>>>>

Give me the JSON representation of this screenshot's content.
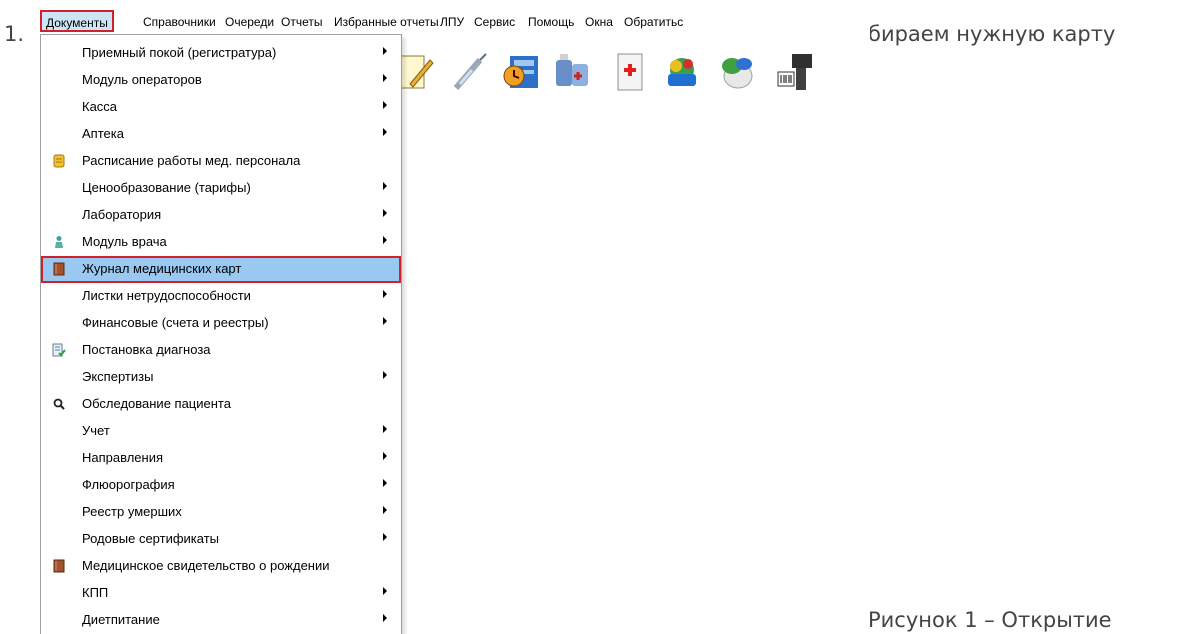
{
  "doc": {
    "step_number": "1.",
    "text_tail": "бираем нужную карту",
    "caption": "Рисунок 1 – Открытие"
  },
  "menubar": {
    "items": [
      "Документы",
      "Справочники",
      "Очереди",
      "Отчеты",
      "Избранные отчеты",
      "ЛПУ",
      "Сервис",
      "Помощь",
      "Окна",
      "Обратитьс"
    ]
  },
  "toolbar": {
    "icons": [
      "notepad-icon",
      "syringe-icon",
      "schedule-icon",
      "pharmacy-icon",
      "medical-kit-icon",
      "cart-icon",
      "pills-icon",
      "barcode-scanner-icon"
    ]
  },
  "dropdown": {
    "items": [
      {
        "label": "Приемный покой (регистратура)",
        "submenu": true
      },
      {
        "label": "Модуль операторов",
        "submenu": true
      },
      {
        "label": "Касса",
        "submenu": true
      },
      {
        "label": "Аптека",
        "submenu": true
      },
      {
        "label": "Расписание работы мед. персонала",
        "submenu": false,
        "icon": "schedule-icon"
      },
      {
        "label": "Ценообразование (тарифы)",
        "submenu": true
      },
      {
        "label": "Лаборатория",
        "submenu": true
      },
      {
        "label": "Модуль врача",
        "submenu": true,
        "icon": "doctor-icon"
      },
      {
        "label": "Журнал медицинских карт",
        "submenu": false,
        "icon": "book-icon",
        "highlighted": true
      },
      {
        "label": "Листки нетрудоспособности",
        "submenu": true
      },
      {
        "label": "Финансовые (счета и реестры)",
        "submenu": true
      },
      {
        "label": "Постановка диагноза",
        "submenu": false,
        "icon": "diagnosis-icon"
      },
      {
        "label": "Экспертизы",
        "submenu": true
      },
      {
        "label": "Обследование пациента",
        "submenu": false,
        "icon": "search-icon"
      },
      {
        "label": "Учет",
        "submenu": true
      },
      {
        "label": "Направления",
        "submenu": true
      },
      {
        "label": "Флюорография",
        "submenu": true
      },
      {
        "label": "Реестр умерших",
        "submenu": true
      },
      {
        "label": "Родовые сертификаты",
        "submenu": true
      },
      {
        "label": "Медицинское свидетельство о рождении",
        "submenu": false,
        "icon": "book-icon"
      },
      {
        "label": "КПП",
        "submenu": true
      },
      {
        "label": "Диетпитание",
        "submenu": true
      }
    ]
  },
  "colors": {
    "highlight_bg": "#99c9f1",
    "highlight_border": "#d0202a",
    "menu_active_bg": "#cce5f7"
  }
}
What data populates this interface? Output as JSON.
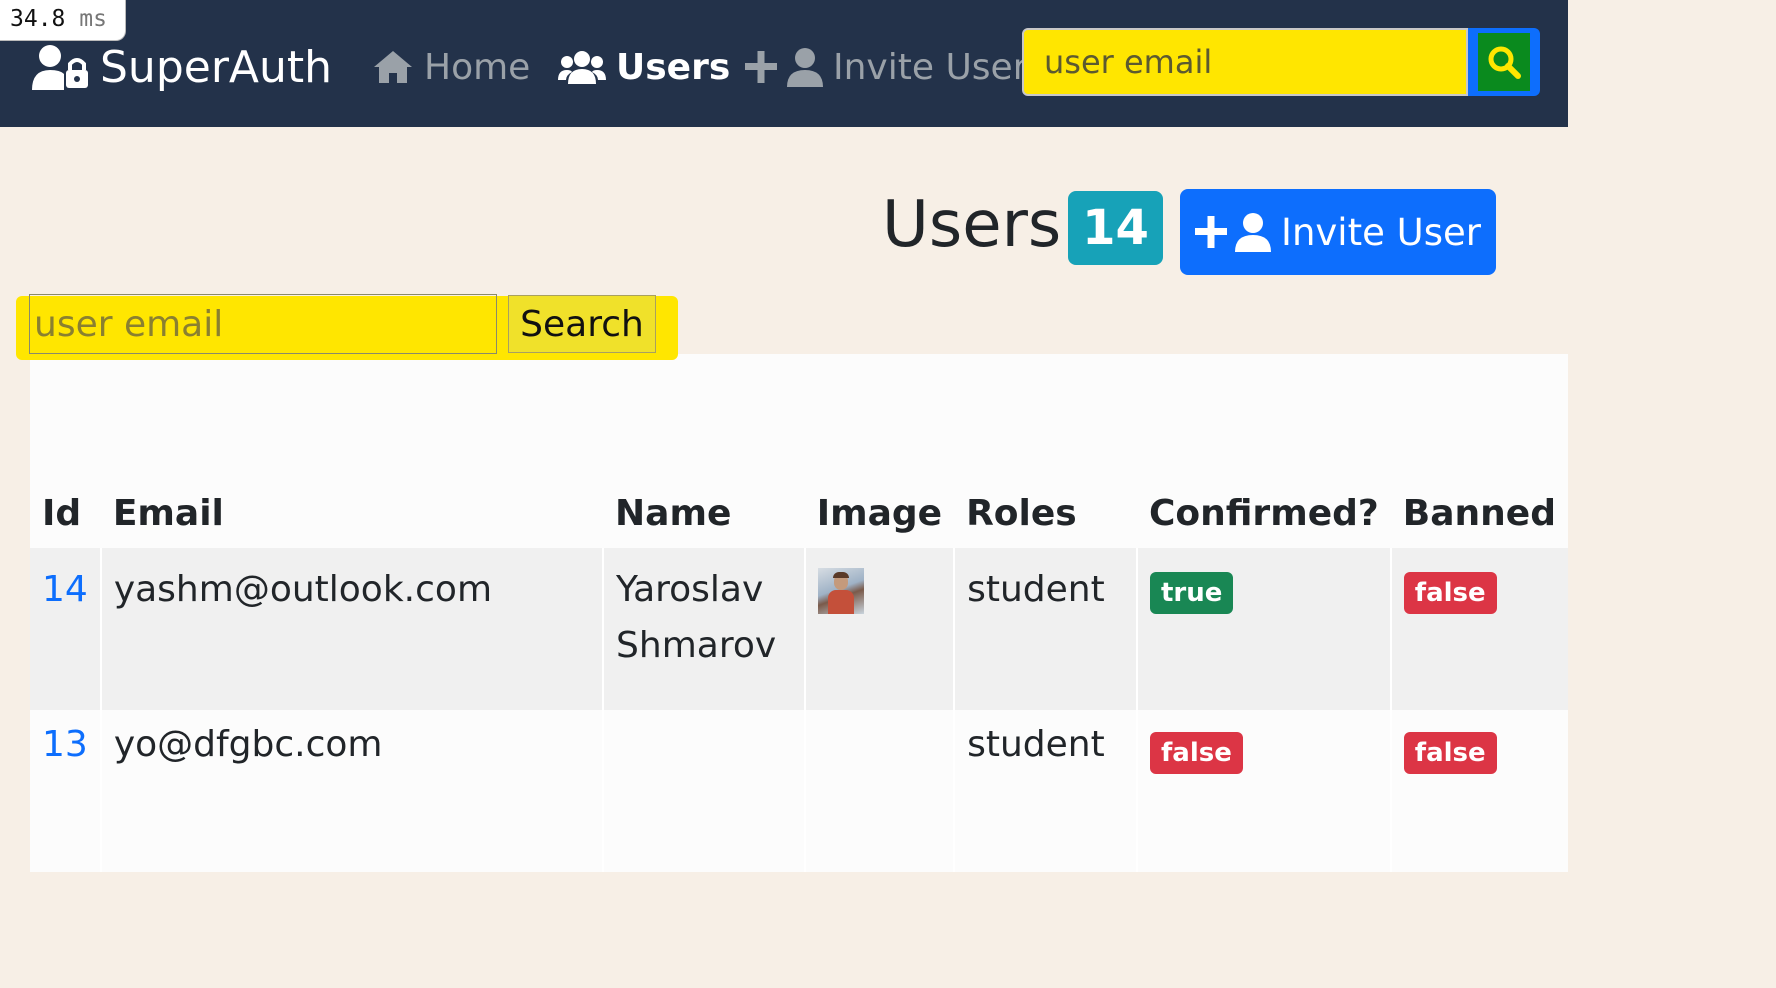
{
  "timing": {
    "value": "34.8",
    "unit": "ms"
  },
  "nav": {
    "brand": "SuperAuth",
    "home": "Home",
    "users": "Users",
    "invite": "Invite User",
    "search_placeholder": "user email",
    "search_highlight_color": "#ffe600"
  },
  "header": {
    "title": "Users:",
    "count": "14",
    "invite_label": "Invite User"
  },
  "search": {
    "placeholder": "user email",
    "button": "Search"
  },
  "table": {
    "columns": [
      "Id",
      "Email",
      "Name",
      "Image",
      "Roles",
      "Confirmed?",
      "Banned"
    ],
    "rows": [
      {
        "id": "14",
        "email": "yashm@outlook.com",
        "name_first": "Yaroslav",
        "name_last": "Shmarov",
        "has_image": true,
        "roles": "student",
        "confirmed": "true",
        "banned": "false"
      },
      {
        "id": "13",
        "email": "yo@dfgbc.com",
        "name_first": "",
        "name_last": "",
        "has_image": false,
        "roles": "student",
        "confirmed": "false",
        "banned": "false"
      }
    ]
  },
  "colors": {
    "navbar": "#23324a",
    "primary": "#0d6efd",
    "info_badge": "#17a2b8",
    "success": "#198754",
    "danger": "#dc3545"
  }
}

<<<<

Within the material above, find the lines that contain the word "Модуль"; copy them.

        "label": "Модуль операторов",
        "label": "Модуль врача",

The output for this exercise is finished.